Two House subcommittees yesterday voted to limit sharply new U.S. business investment in South Africa because of that country's racial segregation policies.

By voice votes, they approved legislation that would prevent U.S. companies from investing new capital there and would allow investments only of profits earned there by existing U.S. firms.

The legislation had been opposed by the Reagan administration, which has launched a major effort to increase trade and improve relations with South Africa. If enacted, experts said, it could have a major effect in curbing American investments and operations in South Africa.

The bill, authored by Rep. William H. Gray III (D-Pa.), was approved by the House subcommittees on African affairs and on international economic policy and trade. Gray acknowledged later that the bill faces an "uphill fight" in the Foreign Affairs Committee.

He argued before the subcommittees that investments by about 500 U.S. corporations help support South Africa's system of apartheid and are offensive to African blacks and citizens of Third World countries.
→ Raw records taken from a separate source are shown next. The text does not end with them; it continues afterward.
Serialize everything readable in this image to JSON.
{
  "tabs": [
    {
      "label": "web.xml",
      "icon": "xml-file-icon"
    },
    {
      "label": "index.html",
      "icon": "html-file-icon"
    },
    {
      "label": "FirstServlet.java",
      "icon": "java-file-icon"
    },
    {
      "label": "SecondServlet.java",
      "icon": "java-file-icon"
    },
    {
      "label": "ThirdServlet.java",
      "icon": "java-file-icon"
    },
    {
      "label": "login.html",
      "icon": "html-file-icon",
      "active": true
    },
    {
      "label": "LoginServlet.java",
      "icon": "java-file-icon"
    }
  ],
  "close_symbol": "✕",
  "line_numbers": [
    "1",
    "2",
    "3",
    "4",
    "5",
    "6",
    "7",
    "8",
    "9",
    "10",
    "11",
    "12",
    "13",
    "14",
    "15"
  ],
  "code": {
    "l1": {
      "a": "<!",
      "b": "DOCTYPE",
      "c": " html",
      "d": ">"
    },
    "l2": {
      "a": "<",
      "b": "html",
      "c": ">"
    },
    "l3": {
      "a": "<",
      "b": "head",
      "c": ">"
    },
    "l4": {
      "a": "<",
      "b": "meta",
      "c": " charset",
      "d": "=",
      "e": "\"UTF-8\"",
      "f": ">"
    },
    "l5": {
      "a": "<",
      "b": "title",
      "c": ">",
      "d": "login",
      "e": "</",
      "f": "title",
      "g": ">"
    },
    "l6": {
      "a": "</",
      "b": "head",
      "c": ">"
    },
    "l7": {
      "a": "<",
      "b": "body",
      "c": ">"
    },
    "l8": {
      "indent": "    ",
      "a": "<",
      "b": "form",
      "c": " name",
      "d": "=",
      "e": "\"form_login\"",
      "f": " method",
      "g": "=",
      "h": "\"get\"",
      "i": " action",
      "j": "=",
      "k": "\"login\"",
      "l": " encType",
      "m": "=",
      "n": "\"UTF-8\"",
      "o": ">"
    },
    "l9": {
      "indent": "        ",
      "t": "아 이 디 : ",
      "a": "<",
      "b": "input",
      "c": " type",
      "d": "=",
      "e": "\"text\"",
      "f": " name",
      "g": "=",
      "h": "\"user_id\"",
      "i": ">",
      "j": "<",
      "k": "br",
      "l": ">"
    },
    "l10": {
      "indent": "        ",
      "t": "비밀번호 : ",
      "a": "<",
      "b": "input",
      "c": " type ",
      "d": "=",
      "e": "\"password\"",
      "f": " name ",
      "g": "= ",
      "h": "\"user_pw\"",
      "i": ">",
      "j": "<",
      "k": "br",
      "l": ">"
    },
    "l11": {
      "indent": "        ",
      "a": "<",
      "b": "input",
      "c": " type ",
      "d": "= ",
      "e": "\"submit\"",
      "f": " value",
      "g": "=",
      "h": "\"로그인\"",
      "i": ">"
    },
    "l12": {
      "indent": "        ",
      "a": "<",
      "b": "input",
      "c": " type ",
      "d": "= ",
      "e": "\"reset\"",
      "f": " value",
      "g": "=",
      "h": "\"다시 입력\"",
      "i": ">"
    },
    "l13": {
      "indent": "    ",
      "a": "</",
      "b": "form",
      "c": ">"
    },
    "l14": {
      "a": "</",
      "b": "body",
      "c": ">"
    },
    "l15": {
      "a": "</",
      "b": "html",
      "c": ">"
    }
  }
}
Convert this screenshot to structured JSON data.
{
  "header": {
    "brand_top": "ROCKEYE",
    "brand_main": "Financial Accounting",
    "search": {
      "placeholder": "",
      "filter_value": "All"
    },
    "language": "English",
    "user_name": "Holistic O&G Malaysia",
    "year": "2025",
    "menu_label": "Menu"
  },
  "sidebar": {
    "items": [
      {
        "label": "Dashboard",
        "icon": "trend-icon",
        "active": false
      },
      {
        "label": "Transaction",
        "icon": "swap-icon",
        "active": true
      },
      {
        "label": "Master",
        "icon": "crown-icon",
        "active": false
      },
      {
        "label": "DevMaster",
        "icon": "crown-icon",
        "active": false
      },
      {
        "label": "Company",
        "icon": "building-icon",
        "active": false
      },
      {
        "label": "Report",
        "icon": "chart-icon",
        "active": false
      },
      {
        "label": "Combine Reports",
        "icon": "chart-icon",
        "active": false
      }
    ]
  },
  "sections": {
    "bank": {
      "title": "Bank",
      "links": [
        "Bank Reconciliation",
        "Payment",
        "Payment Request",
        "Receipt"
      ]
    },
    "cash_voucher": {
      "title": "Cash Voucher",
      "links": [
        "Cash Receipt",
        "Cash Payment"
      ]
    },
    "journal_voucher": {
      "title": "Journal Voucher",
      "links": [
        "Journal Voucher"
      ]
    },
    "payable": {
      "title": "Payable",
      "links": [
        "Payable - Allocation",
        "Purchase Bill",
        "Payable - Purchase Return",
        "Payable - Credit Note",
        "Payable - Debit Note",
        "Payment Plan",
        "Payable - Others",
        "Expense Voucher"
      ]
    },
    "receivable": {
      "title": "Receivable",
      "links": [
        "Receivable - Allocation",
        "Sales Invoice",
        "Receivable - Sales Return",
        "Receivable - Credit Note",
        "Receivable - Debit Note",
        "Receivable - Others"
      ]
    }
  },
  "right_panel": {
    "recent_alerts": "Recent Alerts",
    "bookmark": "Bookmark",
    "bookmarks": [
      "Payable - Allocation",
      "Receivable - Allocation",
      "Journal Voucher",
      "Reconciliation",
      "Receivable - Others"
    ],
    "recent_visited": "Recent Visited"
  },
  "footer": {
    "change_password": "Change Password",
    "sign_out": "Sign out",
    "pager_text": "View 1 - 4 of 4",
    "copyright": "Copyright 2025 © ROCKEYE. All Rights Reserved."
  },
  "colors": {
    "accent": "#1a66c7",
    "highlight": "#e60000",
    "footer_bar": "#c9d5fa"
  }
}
The legislation would provide for jail sentences and fines for companies that violate the restrictions. It would permit the president to lift the prohibition on new investment by certifying that South Africa is making progress in promoting human rights.

The two subcommittees also approved a bill by Rep. Stephen J. Solarz (D-N.Y.) requiring all American corporations operating in South Africa to adopt mandatory fair-employment practices for black workers similar to U.S. civil rights laws.

It would require equal pay for U.S.-paid blacks and whites, no discrimination in employment and elimination of inequities in seniority between the races.

A system of voluntary fair-employment practices is currently supposed to be observed by American companies operating in South Africa. Critics have contended that it is observed by only about half.